(Collected data entries)
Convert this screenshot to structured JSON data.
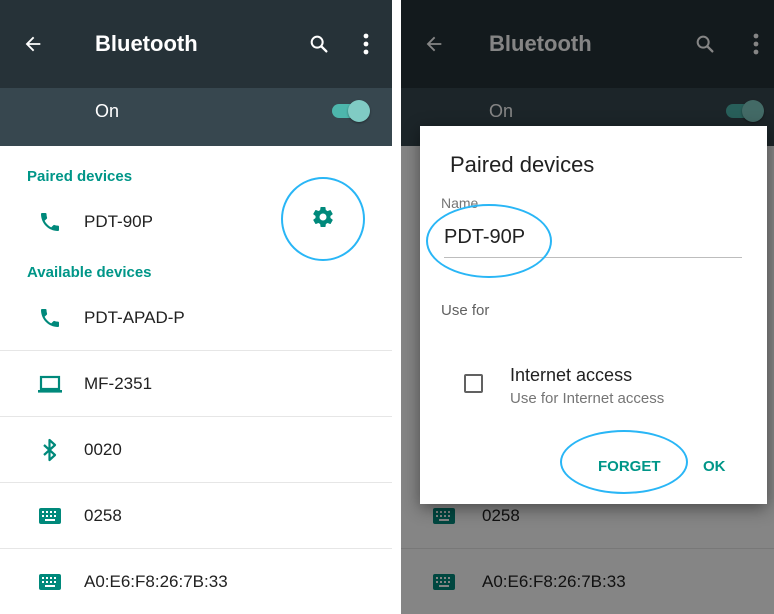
{
  "colors": {
    "toolbar": "#263238",
    "switch_bar": "#37474f",
    "accent": "#009688",
    "highlight": "#29b6f6"
  },
  "left": {
    "toolbar": {
      "title": "Bluetooth",
      "back_icon": "arrow-back-icon",
      "search_icon": "search-icon",
      "more_icon": "more-vert-icon"
    },
    "switch": {
      "label": "On",
      "on": true
    },
    "paired_header": "Paired devices",
    "paired_devices": [
      {
        "name": "PDT-90P",
        "icon": "phone-icon"
      }
    ],
    "available_header": "Available devices",
    "available_devices": [
      {
        "name": "PDT-APAD-P",
        "icon": "phone-icon"
      },
      {
        "name": "MF-2351",
        "icon": "laptop-icon"
      },
      {
        "name": "0020",
        "icon": "bluetooth-icon"
      },
      {
        "name": "0258",
        "icon": "keyboard-icon"
      },
      {
        "name": "A0:E6:F8:26:7B:33",
        "icon": "keyboard-icon"
      }
    ],
    "settings_icon": "gear-icon"
  },
  "right": {
    "toolbar": {
      "title": "Bluetooth"
    },
    "switch": {
      "label": "On",
      "on": true
    },
    "visible_devices": [
      {
        "name": "0258",
        "icon": "keyboard-icon"
      },
      {
        "name": "A0:E6:F8:26:7B:33",
        "icon": "keyboard-icon"
      }
    ],
    "dialog": {
      "title": "Paired devices",
      "name_label": "Name",
      "name_value": "PDT-90P",
      "use_for_label": "Use for",
      "option_title": "Internet access",
      "option_subtitle": "Use for Internet access",
      "option_checked": false,
      "forget_label": "FORGET",
      "ok_label": "OK"
    }
  }
}
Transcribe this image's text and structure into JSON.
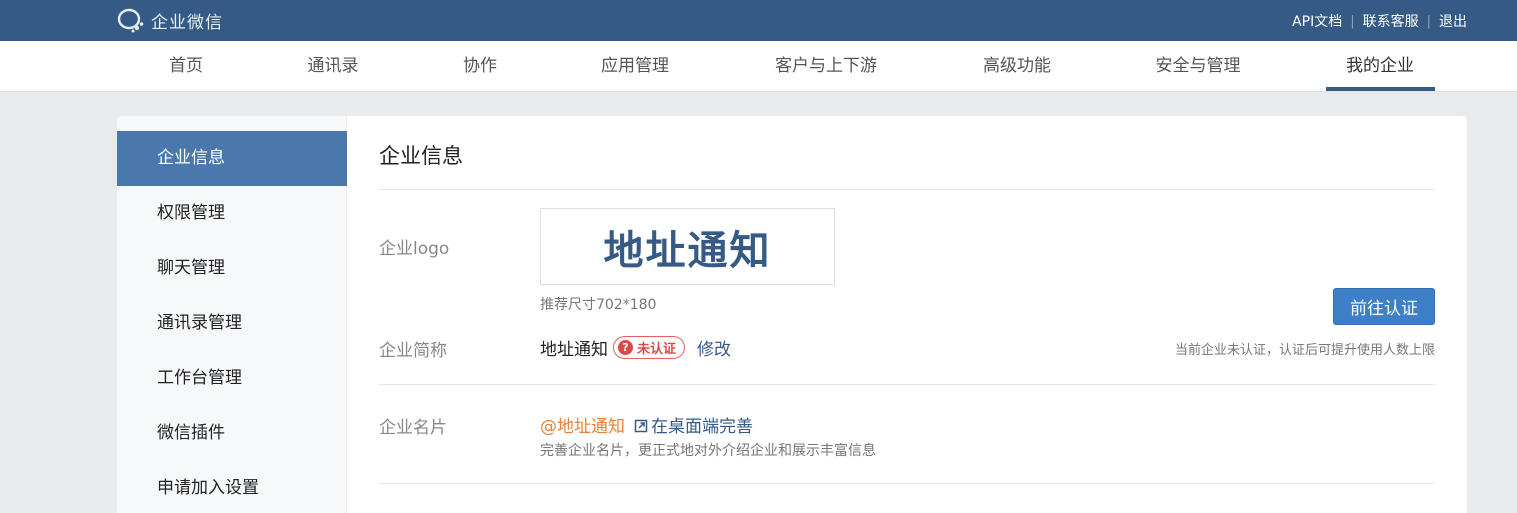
{
  "topbar": {
    "brand": "企业微信",
    "links": [
      "API文档",
      "联系客服",
      "退出"
    ]
  },
  "nav": {
    "items": [
      "首页",
      "通讯录",
      "协作",
      "应用管理",
      "客户与上下游",
      "高级功能",
      "安全与管理",
      "我的企业"
    ],
    "active": "我的企业"
  },
  "sidebar": {
    "items": [
      "企业信息",
      "权限管理",
      "聊天管理",
      "通讯录管理",
      "工作台管理",
      "微信插件",
      "申请加入设置"
    ],
    "active": "企业信息"
  },
  "main": {
    "title": "企业信息",
    "logo": {
      "label": "企业logo",
      "logo_text": "地址通知",
      "hint": "推荐尺寸702*180"
    },
    "short_name": {
      "label": "企业简称",
      "value": "地址通知",
      "badge": "未认证",
      "edit": "修改"
    },
    "verify": {
      "button": "前往认证",
      "hint": "当前企业未认证，认证后可提升使用人数上限"
    },
    "business_card": {
      "label": "企业名片",
      "name": "@地址通知",
      "link": "在桌面端完善",
      "hint": "完善企业名片，更正式地对外介绍企业和展示丰富信息"
    }
  },
  "colors": {
    "topbar": "#345a85",
    "sidebar_active": "#4a78ad",
    "button": "#3d80c8",
    "badge": "#e04848",
    "orange": "#e8823a"
  },
  "icons": [
    "wecom-logo-icon",
    "question-circle-icon",
    "external-link-icon"
  ]
}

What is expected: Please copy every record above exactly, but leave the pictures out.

Exercise result:
Convert this screenshot to structured JSON data.
{
  "colors": {
    "toolbar": "#263238",
    "switch_bar": "#37474f",
    "accent": "#009688",
    "highlight": "#29b6f6"
  },
  "left": {
    "toolbar": {
      "title": "Bluetooth",
      "back_icon": "arrow-back-icon",
      "search_icon": "search-icon",
      "more_icon": "more-vert-icon"
    },
    "switch": {
      "label": "On",
      "on": true
    },
    "paired_header": "Paired devices",
    "paired_devices": [
      {
        "name": "PDT-90P",
        "icon": "phone-icon"
      }
    ],
    "available_header": "Available devices",
    "available_devices": [
      {
        "name": "PDT-APAD-P",
        "icon": "phone-icon"
      },
      {
        "name": "MF-2351",
        "icon": "laptop-icon"
      },
      {
        "name": "0020",
        "icon": "bluetooth-icon"
      },
      {
        "name": "0258",
        "icon": "keyboard-icon"
      },
      {
        "name": "A0:E6:F8:26:7B:33",
        "icon": "keyboard-icon"
      }
    ],
    "settings_icon": "gear-icon"
  },
  "right": {
    "toolbar": {
      "title": "Bluetooth"
    },
    "switch": {
      "label": "On",
      "on": true
    },
    "visible_devices": [
      {
        "name": "0258",
        "icon": "keyboard-icon"
      },
      {
        "name": "A0:E6:F8:26:7B:33",
        "icon": "keyboard-icon"
      }
    ],
    "dialog": {
      "title": "Paired devices",
      "name_label": "Name",
      "name_value": "PDT-90P",
      "use_for_label": "Use for",
      "option_title": "Internet access",
      "option_subtitle": "Use for Internet access",
      "option_checked": false,
      "forget_label": "FORGET",
      "ok_label": "OK"
    }
  }
}
Transcribe this image's text and structure into JSON.
{
  "topbar": {
    "brand": "企业微信",
    "links": [
      "API文档",
      "联系客服",
      "退出"
    ]
  },
  "nav": {
    "items": [
      "首页",
      "通讯录",
      "协作",
      "应用管理",
      "客户与上下游",
      "高级功能",
      "安全与管理",
      "我的企业"
    ],
    "active": "我的企业"
  },
  "sidebar": {
    "items": [
      "企业信息",
      "权限管理",
      "聊天管理",
      "通讯录管理",
      "工作台管理",
      "微信插件",
      "申请加入设置"
    ],
    "active": "企业信息"
  },
  "main": {
    "title": "企业信息",
    "logo": {
      "label": "企业logo",
      "logo_text": "地址通知",
      "hint": "推荐尺寸702*180"
    },
    "short_name": {
      "label": "企业简称",
      "value": "地址通知",
      "badge": "未认证",
      "edit": "修改"
    },
    "verify": {
      "button": "前往认证",
      "hint": "当前企业未认证，认证后可提升使用人数上限"
    },
    "business_card": {
      "label": "企业名片",
      "name": "@地址通知",
      "link": "在桌面端完善",
      "hint": "完善企业名片，更正式地对外介绍企业和展示丰富信息"
    }
  },
  "colors": {
    "topbar": "#345a85",
    "sidebar_active": "#4a78ad",
    "button": "#3d80c8",
    "badge": "#e04848",
    "orange": "#e8823a"
  },
  "icons": [
    "wecom-logo-icon",
    "question-circle-icon",
    "external-link-icon"
  ]
}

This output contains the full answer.